→ Exercise details
Repeat each entry word for word; the images are not part of the copy.
============================================================
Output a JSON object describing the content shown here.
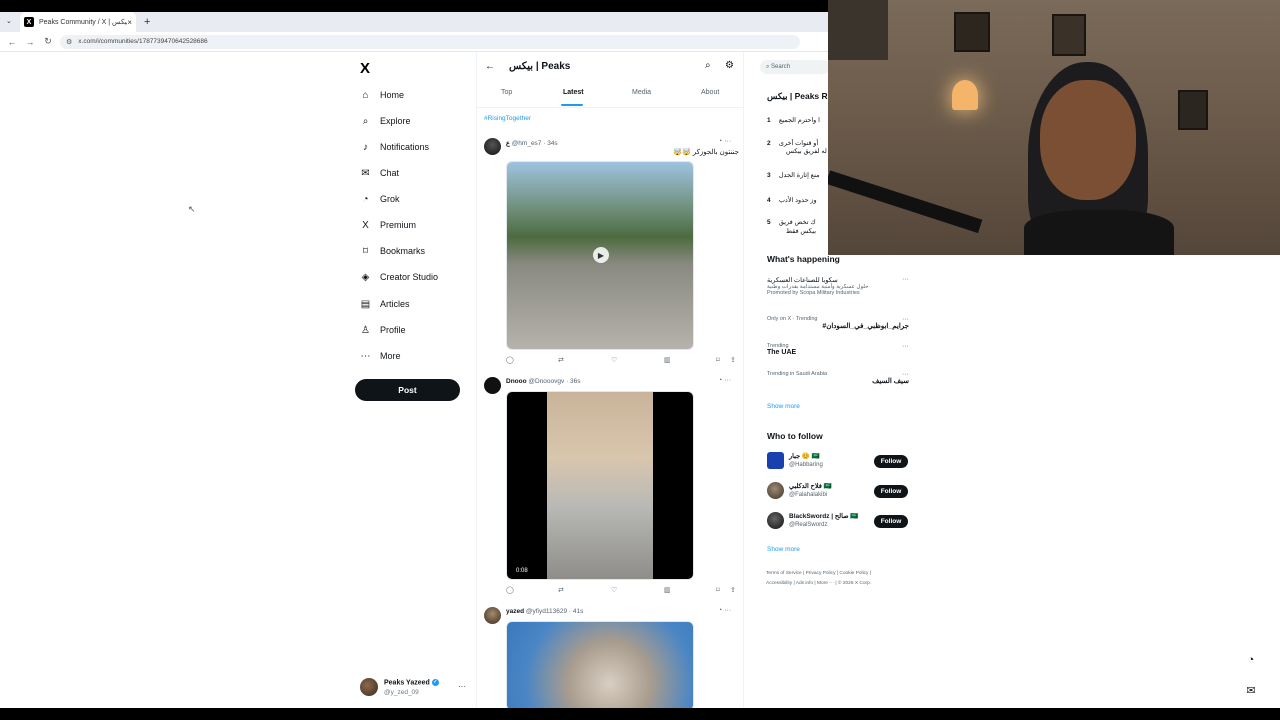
{
  "browser": {
    "tab_title": "Peaks Community / X | بيكس",
    "tab_close": "×",
    "tab_icon": "X",
    "new_tab": "+",
    "url": "x.com/i/communities/1787739470642528686"
  },
  "sidebar": {
    "logo": "X",
    "items": [
      {
        "label": "Home",
        "icon": "⌂"
      },
      {
        "label": "Explore",
        "icon": "⌕"
      },
      {
        "label": "Notifications",
        "icon": "♪"
      },
      {
        "label": "Chat",
        "icon": "✉"
      },
      {
        "label": "Grok",
        "icon": "◔"
      },
      {
        "label": "Premium",
        "icon": "X"
      },
      {
        "label": "Bookmarks",
        "icon": "⌑"
      },
      {
        "label": "Creator Studio",
        "icon": "◈"
      },
      {
        "label": "Articles",
        "icon": "▤"
      },
      {
        "label": "Profile",
        "icon": "♙"
      },
      {
        "label": "More",
        "icon": "⋯"
      }
    ],
    "post_button": "Post",
    "account": {
      "name": "Peaks Yazeed",
      "handle": "@y_zed_09",
      "more": "···"
    }
  },
  "main": {
    "back": "←",
    "title": "بيكس | Peaks",
    "tabs": [
      "Top",
      "Latest",
      "Media",
      "About"
    ],
    "active_tab": "Latest",
    "hashtag": "#RisingTogether",
    "posts": [
      {
        "name": "ع",
        "handle": "@hm_es7 · 34s",
        "text": "جننتون بالجوزكر 🤯🤯",
        "icons": "◔  ···"
      },
      {
        "name": "Dnooo",
        "handle": "@Dnooovgv · 36s",
        "text": "",
        "duration": "0:08",
        "icons": "◔  ···"
      },
      {
        "name": "yazed",
        "handle": "@yfiyd113629 · 41s",
        "text": "",
        "icons": "◔  ···"
      }
    ],
    "actions": {
      "reply": "◯",
      "repost": "⇄",
      "like": "♡",
      "views": "▥",
      "bookmark": "⌑",
      "share": "⇪"
    }
  },
  "right": {
    "search_placeholder": "Search",
    "rules_title": "بيكس | Peaks Ru",
    "rules": [
      {
        "n": "1",
        "text": "ا واحترم الجميع"
      },
      {
        "n": "2",
        "text": "أو قنوات أخرى"
      },
      {
        "n": "2b",
        "text": "له لفريق بيكس"
      },
      {
        "n": "3",
        "text": "منع إثارة الجدل"
      },
      {
        "n": "4",
        "text": "وز حدود الأدب"
      },
      {
        "n": "5",
        "text": "ك تخص فريق"
      },
      {
        "n": "5b",
        "text": "بيكس فقط"
      }
    ],
    "whats_happening": "What's happening",
    "trends": [
      {
        "cat": "سكوبا للصناعات العسكرية",
        "val": "حلول عسكرية وأمنية مستدامة بقدرات وطنية",
        "extra": "Promoted by Scopa Military Industries"
      },
      {
        "cat": "Only on X · Trending",
        "val": "#جرايم_ابوظبي_في_السودان"
      },
      {
        "cat": "Trending",
        "val": "The UAE"
      },
      {
        "cat": "Trending in Saudi Arabia",
        "val": "سيف السيف"
      }
    ],
    "show_more": "Show more",
    "who_to_follow": "Who to follow",
    "follow": [
      {
        "name": "جبار 😊 🇸🇦",
        "handle": "@Habbaring",
        "btn": "Follow"
      },
      {
        "name": "فلاح الدكلبي 🇸🇦",
        "handle": "@Falahalakibi",
        "btn": "Follow"
      },
      {
        "name": "BlackSwordz | صالح 🇸🇦",
        "handle": "@RealSwordz",
        "btn": "Follow"
      }
    ],
    "show_more_2": "Show more",
    "footer_1": "Terms of Service  |  Privacy Policy  |  Cookie Policy  |",
    "footer_2": "Accessibility  |  Ads info  |  More ···  |  © 2026 X Corp."
  }
}
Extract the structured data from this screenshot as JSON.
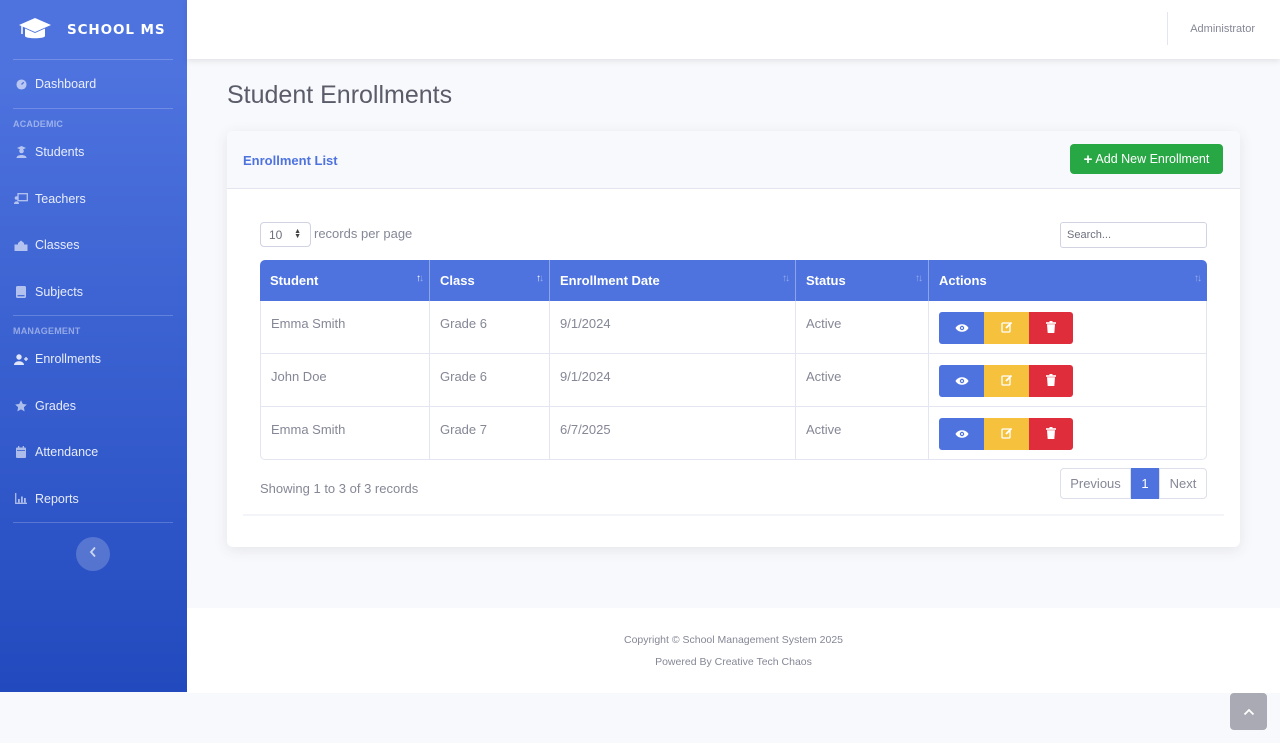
{
  "brand": {
    "name": "SCHOOL MS",
    "icon": "graduation-cap-icon"
  },
  "sidebar": {
    "dashboard": {
      "label": "Dashboard",
      "icon": "dashboard-icon"
    },
    "sections": [
      {
        "heading": "ACADEMIC",
        "items": [
          {
            "label": "Students",
            "icon": "user-graduate-icon"
          },
          {
            "label": "Teachers",
            "icon": "chalkboard-teacher-icon"
          },
          {
            "label": "Classes",
            "icon": "school-icon"
          },
          {
            "label": "Subjects",
            "icon": "book-icon"
          }
        ]
      },
      {
        "heading": "MANAGEMENT",
        "items": [
          {
            "label": "Enrollments",
            "icon": "user-plus-icon"
          },
          {
            "label": "Grades",
            "icon": "star-icon"
          },
          {
            "label": "Attendance",
            "icon": "calendar-icon"
          },
          {
            "label": "Reports",
            "icon": "chart-icon"
          }
        ]
      }
    ]
  },
  "topbar": {
    "user": "Administrator"
  },
  "page": {
    "title": "Student Enrollments"
  },
  "card": {
    "title": "Enrollment List",
    "add_button": "Add New Enrollment",
    "length_value": "10",
    "length_label": "records per page",
    "search_placeholder": "Search...",
    "columns": [
      "Student",
      "Class",
      "Enrollment Date",
      "Status",
      "Actions"
    ],
    "rows": [
      {
        "student": "Emma Smith",
        "class": "Grade 6",
        "date": "9/1/2024",
        "status": "Active"
      },
      {
        "student": "John Doe",
        "class": "Grade 6",
        "date": "9/1/2024",
        "status": "Active"
      },
      {
        "student": "Emma Smith",
        "class": "Grade 7",
        "date": "6/7/2025",
        "status": "Active"
      }
    ],
    "info": "Showing 1 to 3 of 3 records",
    "pagination": {
      "previous": "Previous",
      "current": "1",
      "next": "Next"
    }
  },
  "footer": {
    "copyright": "Copyright © School Management System 2025",
    "powered": "Powered By Creative Tech Chaos"
  },
  "colors": {
    "primary": "#4e73df",
    "success": "#28a745",
    "warning": "#f6c23e",
    "danger": "#e02d3c"
  }
}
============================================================
→ Written reply
Output a JSON object describing the content shown here.
{
  "browser": {
    "tab_title": "Peaks Community / X | بيكس",
    "tab_close": "×",
    "tab_icon": "X",
    "new_tab": "+",
    "url": "x.com/i/communities/1787739470642528686"
  },
  "sidebar": {
    "logo": "X",
    "items": [
      {
        "label": "Home",
        "icon": "⌂"
      },
      {
        "label": "Explore",
        "icon": "⌕"
      },
      {
        "label": "Notifications",
        "icon": "♪"
      },
      {
        "label": "Chat",
        "icon": "✉"
      },
      {
        "label": "Grok",
        "icon": "◔"
      },
      {
        "label": "Premium",
        "icon": "X"
      },
      {
        "label": "Bookmarks",
        "icon": "⌑"
      },
      {
        "label": "Creator Studio",
        "icon": "◈"
      },
      {
        "label": "Articles",
        "icon": "▤"
      },
      {
        "label": "Profile",
        "icon": "♙"
      },
      {
        "label": "More",
        "icon": "⋯"
      }
    ],
    "post_button": "Post",
    "account": {
      "name": "Peaks Yazeed",
      "handle": "@y_zed_09",
      "more": "···"
    }
  },
  "main": {
    "back": "←",
    "title": "بيكس | Peaks",
    "tabs": [
      "Top",
      "Latest",
      "Media",
      "About"
    ],
    "active_tab": "Latest",
    "hashtag": "#RisingTogether",
    "posts": [
      {
        "name": "ع",
        "handle": "@hm_es7 · 34s",
        "text": "جننتون بالجوزكر 🤯🤯",
        "icons": "◔  ···"
      },
      {
        "name": "Dnooo",
        "handle": "@Dnooovgv · 36s",
        "text": "",
        "duration": "0:08",
        "icons": "◔  ···"
      },
      {
        "name": "yazed",
        "handle": "@yfiyd113629 · 41s",
        "text": "",
        "icons": "◔  ···"
      }
    ],
    "actions": {
      "reply": "◯",
      "repost": "⇄",
      "like": "♡",
      "views": "▥",
      "bookmark": "⌑",
      "share": "⇪"
    }
  },
  "right": {
    "search_placeholder": "Search",
    "rules_title": "بيكس | Peaks Ru",
    "rules": [
      {
        "n": "1",
        "text": "ا واحترم الجميع"
      },
      {
        "n": "2",
        "text": "أو قنوات أخرى"
      },
      {
        "n": "2b",
        "text": "له لفريق بيكس"
      },
      {
        "n": "3",
        "text": "منع إثارة الجدل"
      },
      {
        "n": "4",
        "text": "وز حدود الأدب"
      },
      {
        "n": "5",
        "text": "ك تخص فريق"
      },
      {
        "n": "5b",
        "text": "بيكس فقط"
      }
    ],
    "whats_happening": "What's happening",
    "trends": [
      {
        "cat": "سكوبا للصناعات العسكرية",
        "val": "حلول عسكرية وأمنية مستدامة بقدرات وطنية",
        "extra": "Promoted by Scopa Military Industries"
      },
      {
        "cat": "Only on X · Trending",
        "val": "#جرايم_ابوظبي_في_السودان"
      },
      {
        "cat": "Trending",
        "val": "The UAE"
      },
      {
        "cat": "Trending in Saudi Arabia",
        "val": "سيف السيف"
      }
    ],
    "show_more": "Show more",
    "who_to_follow": "Who to follow",
    "follow": [
      {
        "name": "جبار 😊 🇸🇦",
        "handle": "@Habbaring",
        "btn": "Follow"
      },
      {
        "name": "فلاح الدكلبي 🇸🇦",
        "handle": "@Falahalakibi",
        "btn": "Follow"
      },
      {
        "name": "BlackSwordz | صالح 🇸🇦",
        "handle": "@RealSwordz",
        "btn": "Follow"
      }
    ],
    "show_more_2": "Show more",
    "footer_1": "Terms of Service  |  Privacy Policy  |  Cookie Policy  |",
    "footer_2": "Accessibility  |  Ads info  |  More ···  |  © 2026 X Corp."
  }
}
Extract the structured data from this screenshot as JSON.
{
  "brand": {
    "name": "SCHOOL MS",
    "icon": "graduation-cap-icon"
  },
  "sidebar": {
    "dashboard": {
      "label": "Dashboard",
      "icon": "dashboard-icon"
    },
    "sections": [
      {
        "heading": "ACADEMIC",
        "items": [
          {
            "label": "Students",
            "icon": "user-graduate-icon"
          },
          {
            "label": "Teachers",
            "icon": "chalkboard-teacher-icon"
          },
          {
            "label": "Classes",
            "icon": "school-icon"
          },
          {
            "label": "Subjects",
            "icon": "book-icon"
          }
        ]
      },
      {
        "heading": "MANAGEMENT",
        "items": [
          {
            "label": "Enrollments",
            "icon": "user-plus-icon"
          },
          {
            "label": "Grades",
            "icon": "star-icon"
          },
          {
            "label": "Attendance",
            "icon": "calendar-icon"
          },
          {
            "label": "Reports",
            "icon": "chart-icon"
          }
        ]
      }
    ]
  },
  "topbar": {
    "user": "Administrator"
  },
  "page": {
    "title": "Student Enrollments"
  },
  "card": {
    "title": "Enrollment List",
    "add_button": "Add New Enrollment",
    "length_value": "10",
    "length_label": "records per page",
    "search_placeholder": "Search...",
    "columns": [
      "Student",
      "Class",
      "Enrollment Date",
      "Status",
      "Actions"
    ],
    "rows": [
      {
        "student": "Emma Smith",
        "class": "Grade 6",
        "date": "9/1/2024",
        "status": "Active"
      },
      {
        "student": "John Doe",
        "class": "Grade 6",
        "date": "9/1/2024",
        "status": "Active"
      },
      {
        "student": "Emma Smith",
        "class": "Grade 7",
        "date": "6/7/2025",
        "status": "Active"
      }
    ],
    "info": "Showing 1 to 3 of 3 records",
    "pagination": {
      "previous": "Previous",
      "current": "1",
      "next": "Next"
    }
  },
  "footer": {
    "copyright": "Copyright © School Management System 2025",
    "powered": "Powered By Creative Tech Chaos"
  },
  "colors": {
    "primary": "#4e73df",
    "success": "#28a745",
    "warning": "#f6c23e",
    "danger": "#e02d3c"
  }
}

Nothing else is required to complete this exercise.